### Problem statement
Every line of the following records that includes "true" should be copied.

[[ Data to examine open ]]

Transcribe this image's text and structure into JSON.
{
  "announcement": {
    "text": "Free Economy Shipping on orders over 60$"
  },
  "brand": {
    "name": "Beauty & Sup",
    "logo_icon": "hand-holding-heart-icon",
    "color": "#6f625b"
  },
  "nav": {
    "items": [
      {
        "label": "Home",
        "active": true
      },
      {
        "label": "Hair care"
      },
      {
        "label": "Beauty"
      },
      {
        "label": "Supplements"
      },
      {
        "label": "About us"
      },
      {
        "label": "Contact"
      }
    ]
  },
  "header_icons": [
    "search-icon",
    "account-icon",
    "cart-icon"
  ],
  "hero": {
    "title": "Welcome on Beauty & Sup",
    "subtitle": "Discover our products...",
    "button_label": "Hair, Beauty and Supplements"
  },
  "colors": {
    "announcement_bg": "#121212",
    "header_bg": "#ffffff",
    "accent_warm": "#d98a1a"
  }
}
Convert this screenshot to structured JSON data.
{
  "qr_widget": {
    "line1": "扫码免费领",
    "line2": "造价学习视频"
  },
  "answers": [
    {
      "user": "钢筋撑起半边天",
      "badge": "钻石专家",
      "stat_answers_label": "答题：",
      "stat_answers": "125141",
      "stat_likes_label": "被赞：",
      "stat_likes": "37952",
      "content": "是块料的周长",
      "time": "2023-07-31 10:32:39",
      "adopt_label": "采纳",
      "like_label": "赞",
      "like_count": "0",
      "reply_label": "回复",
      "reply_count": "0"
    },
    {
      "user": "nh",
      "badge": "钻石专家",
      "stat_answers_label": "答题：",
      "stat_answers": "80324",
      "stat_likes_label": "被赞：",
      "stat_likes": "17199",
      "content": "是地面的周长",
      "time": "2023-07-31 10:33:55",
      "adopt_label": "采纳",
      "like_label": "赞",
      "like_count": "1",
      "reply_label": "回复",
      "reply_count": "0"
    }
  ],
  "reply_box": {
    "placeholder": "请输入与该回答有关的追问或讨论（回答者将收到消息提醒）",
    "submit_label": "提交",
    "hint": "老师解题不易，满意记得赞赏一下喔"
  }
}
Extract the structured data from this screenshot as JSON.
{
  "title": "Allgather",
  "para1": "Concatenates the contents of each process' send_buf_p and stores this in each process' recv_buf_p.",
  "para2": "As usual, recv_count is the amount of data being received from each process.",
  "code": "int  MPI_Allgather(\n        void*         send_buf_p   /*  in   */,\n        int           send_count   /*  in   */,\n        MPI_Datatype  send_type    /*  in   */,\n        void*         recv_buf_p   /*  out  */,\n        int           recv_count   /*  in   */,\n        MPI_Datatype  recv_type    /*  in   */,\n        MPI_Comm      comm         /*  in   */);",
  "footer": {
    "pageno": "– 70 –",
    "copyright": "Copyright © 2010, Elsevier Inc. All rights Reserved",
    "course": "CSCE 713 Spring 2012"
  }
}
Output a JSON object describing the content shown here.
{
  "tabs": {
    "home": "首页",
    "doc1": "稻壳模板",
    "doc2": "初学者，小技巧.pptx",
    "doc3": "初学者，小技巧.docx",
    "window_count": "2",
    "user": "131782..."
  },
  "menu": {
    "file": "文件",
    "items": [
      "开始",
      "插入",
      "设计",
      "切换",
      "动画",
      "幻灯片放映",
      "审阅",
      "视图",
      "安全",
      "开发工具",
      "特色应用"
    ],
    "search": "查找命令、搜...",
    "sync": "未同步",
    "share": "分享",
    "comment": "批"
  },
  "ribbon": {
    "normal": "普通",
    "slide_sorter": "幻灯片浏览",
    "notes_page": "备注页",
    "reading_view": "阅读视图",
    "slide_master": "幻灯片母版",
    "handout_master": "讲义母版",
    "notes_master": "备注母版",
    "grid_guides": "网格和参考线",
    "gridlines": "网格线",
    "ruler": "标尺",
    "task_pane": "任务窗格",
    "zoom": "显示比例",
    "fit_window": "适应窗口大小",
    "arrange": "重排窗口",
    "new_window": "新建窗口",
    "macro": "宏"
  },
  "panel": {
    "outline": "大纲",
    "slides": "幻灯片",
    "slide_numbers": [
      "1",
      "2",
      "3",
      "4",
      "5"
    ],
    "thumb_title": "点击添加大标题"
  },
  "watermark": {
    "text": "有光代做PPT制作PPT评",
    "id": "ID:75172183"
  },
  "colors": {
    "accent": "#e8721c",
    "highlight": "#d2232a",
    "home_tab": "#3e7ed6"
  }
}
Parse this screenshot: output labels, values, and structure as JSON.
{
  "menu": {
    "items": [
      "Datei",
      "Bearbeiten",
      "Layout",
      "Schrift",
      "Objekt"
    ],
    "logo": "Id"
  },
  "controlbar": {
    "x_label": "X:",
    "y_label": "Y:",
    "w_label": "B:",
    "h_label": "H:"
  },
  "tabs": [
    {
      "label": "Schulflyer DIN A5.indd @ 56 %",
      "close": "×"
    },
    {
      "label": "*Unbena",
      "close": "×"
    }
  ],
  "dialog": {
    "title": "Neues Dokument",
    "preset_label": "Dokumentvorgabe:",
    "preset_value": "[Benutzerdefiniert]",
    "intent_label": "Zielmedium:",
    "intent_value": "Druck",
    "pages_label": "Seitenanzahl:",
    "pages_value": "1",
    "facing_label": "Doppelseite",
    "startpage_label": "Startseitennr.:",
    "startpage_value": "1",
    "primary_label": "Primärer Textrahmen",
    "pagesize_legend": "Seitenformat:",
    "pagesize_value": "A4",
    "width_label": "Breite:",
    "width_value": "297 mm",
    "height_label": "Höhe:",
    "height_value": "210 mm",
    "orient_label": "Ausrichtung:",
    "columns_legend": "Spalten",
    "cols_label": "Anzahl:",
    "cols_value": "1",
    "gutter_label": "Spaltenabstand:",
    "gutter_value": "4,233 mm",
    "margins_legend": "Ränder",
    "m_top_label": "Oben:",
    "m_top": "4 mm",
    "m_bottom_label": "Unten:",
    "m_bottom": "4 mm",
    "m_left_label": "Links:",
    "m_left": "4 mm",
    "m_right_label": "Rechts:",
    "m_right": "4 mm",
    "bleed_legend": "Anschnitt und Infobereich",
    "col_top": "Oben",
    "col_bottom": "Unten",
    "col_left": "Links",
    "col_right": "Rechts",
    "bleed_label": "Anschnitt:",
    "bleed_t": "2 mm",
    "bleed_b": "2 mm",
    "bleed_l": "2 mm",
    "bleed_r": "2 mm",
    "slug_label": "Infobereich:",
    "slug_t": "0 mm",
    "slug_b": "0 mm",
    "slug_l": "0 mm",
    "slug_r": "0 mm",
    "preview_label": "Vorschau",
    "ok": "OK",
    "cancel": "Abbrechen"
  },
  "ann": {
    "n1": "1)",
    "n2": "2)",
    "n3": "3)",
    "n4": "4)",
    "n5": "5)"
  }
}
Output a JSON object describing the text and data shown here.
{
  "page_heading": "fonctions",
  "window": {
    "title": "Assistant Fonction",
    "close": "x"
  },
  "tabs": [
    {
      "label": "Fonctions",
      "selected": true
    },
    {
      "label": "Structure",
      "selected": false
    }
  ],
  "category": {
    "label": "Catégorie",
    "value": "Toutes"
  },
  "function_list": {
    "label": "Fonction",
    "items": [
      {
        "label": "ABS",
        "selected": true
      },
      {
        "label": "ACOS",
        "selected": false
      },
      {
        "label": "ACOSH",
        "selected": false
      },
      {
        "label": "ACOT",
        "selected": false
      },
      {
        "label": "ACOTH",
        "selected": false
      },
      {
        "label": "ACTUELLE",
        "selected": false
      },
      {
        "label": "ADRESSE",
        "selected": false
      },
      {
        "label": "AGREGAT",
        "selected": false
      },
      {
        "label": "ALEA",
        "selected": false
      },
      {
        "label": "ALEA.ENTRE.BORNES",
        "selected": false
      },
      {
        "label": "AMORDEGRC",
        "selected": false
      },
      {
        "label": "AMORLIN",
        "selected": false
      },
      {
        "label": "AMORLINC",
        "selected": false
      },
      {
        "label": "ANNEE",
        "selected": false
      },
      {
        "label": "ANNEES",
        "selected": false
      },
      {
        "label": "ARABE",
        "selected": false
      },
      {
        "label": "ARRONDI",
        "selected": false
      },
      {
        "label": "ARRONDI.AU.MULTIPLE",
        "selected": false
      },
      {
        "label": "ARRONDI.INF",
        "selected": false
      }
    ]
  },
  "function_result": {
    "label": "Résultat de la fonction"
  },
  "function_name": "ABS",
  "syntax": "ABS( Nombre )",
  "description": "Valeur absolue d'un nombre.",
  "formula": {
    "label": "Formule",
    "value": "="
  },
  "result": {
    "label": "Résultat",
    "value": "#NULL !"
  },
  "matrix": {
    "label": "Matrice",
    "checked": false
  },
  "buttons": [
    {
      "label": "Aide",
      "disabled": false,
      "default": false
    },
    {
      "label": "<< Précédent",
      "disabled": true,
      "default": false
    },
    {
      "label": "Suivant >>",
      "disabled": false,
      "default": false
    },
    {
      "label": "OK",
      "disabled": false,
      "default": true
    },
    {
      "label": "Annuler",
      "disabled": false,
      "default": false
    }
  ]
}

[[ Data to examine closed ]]

### Written response
        "active": true
      "selected": true
        "selected": true
      "disabled": true,
      "default": true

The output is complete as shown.